▶ **REQUIRED WORK**
In the listing below, find every line containing "synthesized" and copy it out.

☆ ☆ ☆ ☆ ☆ ☆ ☆

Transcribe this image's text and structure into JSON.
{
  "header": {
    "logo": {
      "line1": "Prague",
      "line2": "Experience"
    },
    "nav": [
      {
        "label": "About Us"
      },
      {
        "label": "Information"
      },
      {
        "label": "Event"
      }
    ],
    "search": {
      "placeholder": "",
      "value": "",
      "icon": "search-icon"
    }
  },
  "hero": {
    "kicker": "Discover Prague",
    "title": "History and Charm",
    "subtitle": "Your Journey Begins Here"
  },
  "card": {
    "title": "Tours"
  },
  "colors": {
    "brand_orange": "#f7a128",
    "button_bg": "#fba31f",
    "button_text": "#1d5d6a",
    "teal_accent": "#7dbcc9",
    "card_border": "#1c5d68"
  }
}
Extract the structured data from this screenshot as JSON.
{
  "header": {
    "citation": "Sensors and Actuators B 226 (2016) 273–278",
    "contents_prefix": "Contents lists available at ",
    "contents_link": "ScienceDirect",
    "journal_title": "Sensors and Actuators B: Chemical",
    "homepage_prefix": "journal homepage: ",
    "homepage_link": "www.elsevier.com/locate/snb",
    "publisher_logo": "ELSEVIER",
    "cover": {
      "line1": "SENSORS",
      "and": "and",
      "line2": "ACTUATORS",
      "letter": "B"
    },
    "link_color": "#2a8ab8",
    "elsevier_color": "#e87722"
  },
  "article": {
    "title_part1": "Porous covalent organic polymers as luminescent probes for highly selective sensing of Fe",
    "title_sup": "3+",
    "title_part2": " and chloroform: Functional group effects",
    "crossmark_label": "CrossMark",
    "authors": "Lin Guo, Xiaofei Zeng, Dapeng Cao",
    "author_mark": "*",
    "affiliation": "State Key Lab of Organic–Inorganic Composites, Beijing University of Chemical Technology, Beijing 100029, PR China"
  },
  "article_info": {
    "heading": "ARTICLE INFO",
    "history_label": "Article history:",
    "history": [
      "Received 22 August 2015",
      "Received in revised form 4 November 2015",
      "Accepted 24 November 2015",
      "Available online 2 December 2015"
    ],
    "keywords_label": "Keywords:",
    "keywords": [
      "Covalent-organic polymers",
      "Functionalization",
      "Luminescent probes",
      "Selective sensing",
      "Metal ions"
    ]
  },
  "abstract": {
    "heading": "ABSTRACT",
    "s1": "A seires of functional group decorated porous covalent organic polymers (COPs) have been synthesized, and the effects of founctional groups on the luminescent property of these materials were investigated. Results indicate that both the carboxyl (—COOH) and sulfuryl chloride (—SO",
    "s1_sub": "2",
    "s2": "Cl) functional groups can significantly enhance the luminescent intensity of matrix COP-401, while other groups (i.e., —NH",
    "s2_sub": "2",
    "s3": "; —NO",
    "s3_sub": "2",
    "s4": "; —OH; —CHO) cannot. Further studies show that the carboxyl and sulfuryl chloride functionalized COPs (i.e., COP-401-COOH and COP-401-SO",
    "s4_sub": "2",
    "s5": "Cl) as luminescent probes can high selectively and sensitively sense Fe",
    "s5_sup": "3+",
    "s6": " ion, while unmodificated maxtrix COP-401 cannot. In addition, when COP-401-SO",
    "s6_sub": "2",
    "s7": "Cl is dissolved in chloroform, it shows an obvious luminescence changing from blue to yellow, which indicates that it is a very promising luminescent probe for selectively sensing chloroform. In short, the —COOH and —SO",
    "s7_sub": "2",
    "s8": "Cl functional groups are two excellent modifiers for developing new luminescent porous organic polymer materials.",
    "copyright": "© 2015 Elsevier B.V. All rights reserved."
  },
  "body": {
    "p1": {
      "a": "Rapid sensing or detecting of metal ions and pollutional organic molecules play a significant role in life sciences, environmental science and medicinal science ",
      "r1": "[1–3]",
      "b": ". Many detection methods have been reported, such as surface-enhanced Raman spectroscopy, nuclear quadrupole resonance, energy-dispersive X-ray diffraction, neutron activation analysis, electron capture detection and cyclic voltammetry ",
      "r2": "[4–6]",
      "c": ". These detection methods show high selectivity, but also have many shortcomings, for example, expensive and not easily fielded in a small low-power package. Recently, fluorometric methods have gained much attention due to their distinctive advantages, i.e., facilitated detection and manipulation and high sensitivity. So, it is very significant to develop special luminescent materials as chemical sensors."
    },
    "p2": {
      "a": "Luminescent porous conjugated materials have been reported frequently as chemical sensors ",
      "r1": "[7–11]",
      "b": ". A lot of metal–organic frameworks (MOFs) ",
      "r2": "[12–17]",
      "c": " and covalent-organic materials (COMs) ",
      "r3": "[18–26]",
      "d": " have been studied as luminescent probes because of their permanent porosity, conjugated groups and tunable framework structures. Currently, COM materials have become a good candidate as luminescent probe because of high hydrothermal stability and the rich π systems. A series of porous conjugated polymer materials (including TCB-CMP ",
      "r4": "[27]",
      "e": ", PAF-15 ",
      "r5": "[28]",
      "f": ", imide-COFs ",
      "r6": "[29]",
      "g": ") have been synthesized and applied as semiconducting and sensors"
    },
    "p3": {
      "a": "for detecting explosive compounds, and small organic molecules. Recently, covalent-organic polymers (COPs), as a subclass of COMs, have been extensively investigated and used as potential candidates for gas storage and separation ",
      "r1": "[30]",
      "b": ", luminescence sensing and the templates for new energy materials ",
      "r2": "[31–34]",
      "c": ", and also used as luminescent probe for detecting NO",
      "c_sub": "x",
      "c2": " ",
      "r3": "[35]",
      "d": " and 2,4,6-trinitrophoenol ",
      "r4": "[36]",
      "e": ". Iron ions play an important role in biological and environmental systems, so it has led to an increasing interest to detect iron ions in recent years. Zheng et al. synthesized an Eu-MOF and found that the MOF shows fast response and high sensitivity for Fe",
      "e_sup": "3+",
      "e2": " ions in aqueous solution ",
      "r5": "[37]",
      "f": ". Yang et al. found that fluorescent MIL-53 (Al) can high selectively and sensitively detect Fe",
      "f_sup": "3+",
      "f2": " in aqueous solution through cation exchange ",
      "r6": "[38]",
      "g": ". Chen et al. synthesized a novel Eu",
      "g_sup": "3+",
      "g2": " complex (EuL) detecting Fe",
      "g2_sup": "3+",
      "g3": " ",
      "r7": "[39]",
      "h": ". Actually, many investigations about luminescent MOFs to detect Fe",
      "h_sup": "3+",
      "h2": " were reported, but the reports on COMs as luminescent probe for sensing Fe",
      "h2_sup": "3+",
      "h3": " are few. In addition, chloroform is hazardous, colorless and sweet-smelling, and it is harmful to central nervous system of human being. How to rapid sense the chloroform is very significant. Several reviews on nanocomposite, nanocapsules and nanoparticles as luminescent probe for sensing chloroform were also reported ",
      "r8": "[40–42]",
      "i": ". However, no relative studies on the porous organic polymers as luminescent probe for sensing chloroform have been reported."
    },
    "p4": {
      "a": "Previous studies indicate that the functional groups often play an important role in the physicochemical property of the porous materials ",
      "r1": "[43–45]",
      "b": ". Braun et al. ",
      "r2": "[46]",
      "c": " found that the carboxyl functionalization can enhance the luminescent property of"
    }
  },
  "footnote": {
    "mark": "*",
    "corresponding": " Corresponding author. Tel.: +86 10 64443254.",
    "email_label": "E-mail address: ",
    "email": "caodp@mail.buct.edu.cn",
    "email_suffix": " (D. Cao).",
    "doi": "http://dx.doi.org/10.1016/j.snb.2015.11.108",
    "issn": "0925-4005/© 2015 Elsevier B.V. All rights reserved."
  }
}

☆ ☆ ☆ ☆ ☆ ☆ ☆

▶ **REPLY TO THE TASK**
    "s1": "A seires of functional group decorated porous covalent organic polymers (COPs) have been synthesized, and the effects of founctional groups on the luminescent property of these materials were investigated. Results indicate that both the carboxyl (—COOH) and sulfuryl chloride (—SO",
      "g": ") have been synthesized and applied as semiconducting and sensors"
      "e": ". Iron ions play an important role in biological and environmental systems, so it has led to an increasing interest to detect iron ions in recent years. Zheng et al. synthesized an Eu-MOF and found that the MOF shows fast response and high sensitivity for Fe",
      "g": ". Chen et al. synthesized a novel Eu",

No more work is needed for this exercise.